Team Fortress Gone Wild

These are the writings and observations of a Behavioral scientists studying and attempting to civilise a Chimpanzee. Each experiment uses a game and offers the chimp the chance to learn through the virtual platform  and get a general understanding of his behaviour and the species. ”Project Uncivil Chimp”


Experiment No.2 – Team Fortress 2


Today’s experiment focused on the uncivil chimp’s ability to deal with stress, therefore he was placed in an environment with multiple pressures and requirements that he could not achieve, this is due to his inexperience with FPS games and the fact that he’s a chimpanzee with multiple psychological problems. I very briefly explained the concept of Team fortress by outlining the different game modes and only one of the nine playable classes, which obviously had to be the engineer.

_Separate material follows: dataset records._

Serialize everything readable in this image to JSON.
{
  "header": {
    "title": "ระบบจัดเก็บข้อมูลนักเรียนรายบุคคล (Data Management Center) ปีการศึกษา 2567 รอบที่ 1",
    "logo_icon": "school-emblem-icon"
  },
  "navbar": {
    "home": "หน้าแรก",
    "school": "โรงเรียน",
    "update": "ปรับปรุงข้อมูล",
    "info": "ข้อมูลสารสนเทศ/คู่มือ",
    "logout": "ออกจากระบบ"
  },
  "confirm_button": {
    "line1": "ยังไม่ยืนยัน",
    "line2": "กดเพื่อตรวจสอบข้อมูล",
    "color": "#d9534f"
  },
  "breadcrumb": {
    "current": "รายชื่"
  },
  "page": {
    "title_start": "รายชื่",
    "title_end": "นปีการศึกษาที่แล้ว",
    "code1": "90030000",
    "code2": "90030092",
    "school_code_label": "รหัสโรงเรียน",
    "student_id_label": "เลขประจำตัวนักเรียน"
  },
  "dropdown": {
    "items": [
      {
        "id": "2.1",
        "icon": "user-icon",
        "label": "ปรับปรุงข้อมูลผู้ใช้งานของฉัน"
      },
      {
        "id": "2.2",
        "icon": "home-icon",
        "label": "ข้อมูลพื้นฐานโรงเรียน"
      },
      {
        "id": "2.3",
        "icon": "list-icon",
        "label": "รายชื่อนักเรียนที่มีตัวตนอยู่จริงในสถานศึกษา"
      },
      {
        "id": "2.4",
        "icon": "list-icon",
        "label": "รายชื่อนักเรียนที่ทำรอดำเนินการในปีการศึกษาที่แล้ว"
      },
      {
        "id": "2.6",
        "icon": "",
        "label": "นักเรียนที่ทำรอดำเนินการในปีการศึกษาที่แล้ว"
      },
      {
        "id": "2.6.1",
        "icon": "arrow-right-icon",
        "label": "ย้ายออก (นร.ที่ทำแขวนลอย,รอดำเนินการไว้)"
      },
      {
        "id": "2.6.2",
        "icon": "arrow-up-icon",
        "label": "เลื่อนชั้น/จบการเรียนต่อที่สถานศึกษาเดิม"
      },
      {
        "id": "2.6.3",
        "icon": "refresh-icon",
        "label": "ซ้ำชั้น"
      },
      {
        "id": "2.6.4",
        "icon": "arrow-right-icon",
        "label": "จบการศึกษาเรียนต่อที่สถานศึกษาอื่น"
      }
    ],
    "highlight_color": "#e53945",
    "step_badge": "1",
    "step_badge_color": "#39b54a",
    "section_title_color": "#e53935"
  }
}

The chimp quickly grasped the controls for the engineer and built his turret, dispenser and teleporters with great efficiency but the placement of his buildings was clearly not planned. He believed the dispenser was a type of defensive wall that would deflect bullets/missiles, the turret was usually built last and was rarely facing the right way. The teleporters were located either next to each other or with the entrance being closer to the enemies spawn points. Therefore when his teammates used them they ended up further away from the skirmishes and this resulted in some disgusting insults referring to the chimps’ mother, his reply was “Well your mommas so fat that even Dora couldn’t explore her!”.

The chimps only enjoyment form TF2 was actually completing his buildings and he was completely ignorant of the score or his k/d ratio.. After attempting to enter the battles and set up buildings he was shot in the head numerous times, this was due to fact that he didn’t know the squidley-squid technique. A death from a sniper shot was quickly followed by the entire observing members of staff scream ‘Boom Headshot’ and laughing hysterically at the chimp.tf2-d

These incidents of ‘banter’ towards the chimp were mainly done to ensure he would experience what was commonly know as “Gamer-Rage” (it was also seriously funny pissing him off). The initial deaths weren’t having the affect we wanted so a new factor was introduced this of course was an engineers’ nemesis, the spy.

After finally reaching his destination the chimp created his base and was happily camping when a sudden device was placed on each building, the electrical sparks were causing the buildings to lose health and the chimp didn’t know what to do. after a brief moment of uncontrollable laughter and his confused expression I pointed out that the wrench can remove these devices and then he could repair the buildings, this was an obvious trap that he walked straight into and eventually rewarded him with a knife in the back.


Research has shown that when a person experiences “Gamer-Rage” their testosterone levels in the blood will raise by 1000%. The moments after the spy killed the chimp are difficult to describe, it started with some poorly suppressed giggles from members of staff and then a terrifying silence. It reminded me of the scene at the start of 28-days later when the hippies try to save the chimps that were tested on. The uncivil chimp put the keyboard through the monitor, he then picked up the monitor ,howling the whole time, threw the device at the observation window shattering it. He then jumped through the broken window and beat a member of staff’s head in with his clipboard and yelled “Boom Headshot!”.


Future experiments should avoid any factors and take into consideration all probabilities that could possibly lead to the uncivil chimp experiencing “Gamer-Rage” again otherwise he will have to be put-down (this would make me very sad as training a chimp to use a computer is seriously time consuming). Apart from the obvious negative outcomes of this experiment like having to repair the observation window and installing a new computer (oh and that staff member that died, i think his name was Steve or Alan) the experiment was a great success and the data we recorded will make considerable contributions to teasing animals in the future.


Leave a Reply

Fill in your details below or click an icon to log in: Logo

You are commenting using your account. Log Out /  Change )

Google+ photo

You are commenting using your Google+ account. Log Out /  Change )

Twitter picture

You are commenting using your Twitter account. Log Out /  Change )

Facebook photo

You are commenting using your Facebook account. Log Out /  Change )


Connecting to %s